A normally very large crop for the state, only 320,000 acres of cotton were planted this year, only half of what was planted in 2012.

Arkansas Cotton Acreage At Longtime Low

Jul 16, 2013

Cotton acreage is down sharply this year in Arkansas.

Agriculture officials estimate that 320,000 acres of cotton have been planted in Arkansas this year. That's only about half as much cotton as growers planted in 2012.

Jonesboro television station KAIT reports that farmers pulled back on cotton because of thin profit margins.

Producers risk losing money if the weather takes a bad turn or if pests are abundant.

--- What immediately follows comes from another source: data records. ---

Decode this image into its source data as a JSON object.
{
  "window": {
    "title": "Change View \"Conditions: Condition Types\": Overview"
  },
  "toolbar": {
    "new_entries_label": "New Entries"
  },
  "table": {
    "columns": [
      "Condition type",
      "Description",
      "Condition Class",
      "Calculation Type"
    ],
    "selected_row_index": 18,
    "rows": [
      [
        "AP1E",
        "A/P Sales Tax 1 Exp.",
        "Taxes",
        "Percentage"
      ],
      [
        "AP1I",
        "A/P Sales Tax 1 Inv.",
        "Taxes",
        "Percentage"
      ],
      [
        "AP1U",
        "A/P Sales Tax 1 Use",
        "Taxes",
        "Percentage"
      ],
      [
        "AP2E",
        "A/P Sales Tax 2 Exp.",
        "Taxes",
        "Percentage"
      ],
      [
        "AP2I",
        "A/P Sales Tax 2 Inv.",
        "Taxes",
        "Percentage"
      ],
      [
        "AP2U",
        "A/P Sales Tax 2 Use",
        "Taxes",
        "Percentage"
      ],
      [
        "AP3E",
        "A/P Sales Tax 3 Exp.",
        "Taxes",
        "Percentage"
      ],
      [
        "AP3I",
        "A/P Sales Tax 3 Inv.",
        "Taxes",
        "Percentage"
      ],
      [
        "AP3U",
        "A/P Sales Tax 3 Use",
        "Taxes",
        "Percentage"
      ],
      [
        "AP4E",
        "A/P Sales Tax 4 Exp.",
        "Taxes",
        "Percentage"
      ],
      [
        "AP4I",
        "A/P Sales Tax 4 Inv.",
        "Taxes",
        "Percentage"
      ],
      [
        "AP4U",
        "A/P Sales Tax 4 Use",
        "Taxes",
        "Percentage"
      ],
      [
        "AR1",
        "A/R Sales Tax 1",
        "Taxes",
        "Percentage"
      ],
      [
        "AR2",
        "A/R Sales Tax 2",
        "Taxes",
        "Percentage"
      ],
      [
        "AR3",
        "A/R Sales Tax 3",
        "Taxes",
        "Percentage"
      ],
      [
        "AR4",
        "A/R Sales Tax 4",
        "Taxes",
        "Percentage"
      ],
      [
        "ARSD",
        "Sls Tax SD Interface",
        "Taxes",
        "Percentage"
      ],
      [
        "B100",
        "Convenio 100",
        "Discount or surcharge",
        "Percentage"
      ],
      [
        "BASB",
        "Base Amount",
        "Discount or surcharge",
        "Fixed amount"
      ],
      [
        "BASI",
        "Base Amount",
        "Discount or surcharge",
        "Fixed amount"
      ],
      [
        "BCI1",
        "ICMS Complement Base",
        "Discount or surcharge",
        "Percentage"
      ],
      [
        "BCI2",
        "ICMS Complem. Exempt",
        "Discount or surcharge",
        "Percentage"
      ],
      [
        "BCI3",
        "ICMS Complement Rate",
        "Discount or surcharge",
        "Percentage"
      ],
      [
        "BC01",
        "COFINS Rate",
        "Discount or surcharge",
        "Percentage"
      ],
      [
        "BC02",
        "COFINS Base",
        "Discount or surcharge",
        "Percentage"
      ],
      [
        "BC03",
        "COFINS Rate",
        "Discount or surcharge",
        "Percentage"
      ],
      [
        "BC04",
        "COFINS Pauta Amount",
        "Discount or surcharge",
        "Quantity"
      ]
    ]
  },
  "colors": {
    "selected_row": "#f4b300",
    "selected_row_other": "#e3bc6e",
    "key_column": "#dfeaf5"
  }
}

Also, the crop is threatened by herbicide-resistant pigweed, which can choke out cotton plants.

Arkansas Congressmen Back Scaled-Down Farm Bill

Jul 12, 2013

Arkansas's four Republican congressmen have voted for a scaled-down farm bill that doesn't address funding for food stamps.

Arkansas Farmers Seeking Bounty Now Poised For Drought

Jul 12, 2013

Arkansas hay farmers once hopeful for three cuttings during 2013 are now worried about a developing drought.

Forecasters said Thursday that drought conditions are developing in portions of Arkansas.

For a time in the spring, conditions were such that some farmers believed they could make hay around Memorial Day, Independence Day and Labor Day.

University of Arkansas forage specialist John Jennings said Arkansas' weather pattern needs to change so broader areas of the state see rain.

Poultry owners in Arkansas are taking steps to safeguard flocks from a mild strain of bird flu.

Last week, state health officials reported that a low-pathogenic strain of avian influenza was found on a poultry farm in Scott County.

Though experts with the state’s Livestock and Poultry Commission say the outbreak was isolated to one farm, Dustan Clark, a veterinarian with the University of Arkansas Division of Agriculture, says farmers must take appropriate precautions to prevent the spread of diseases.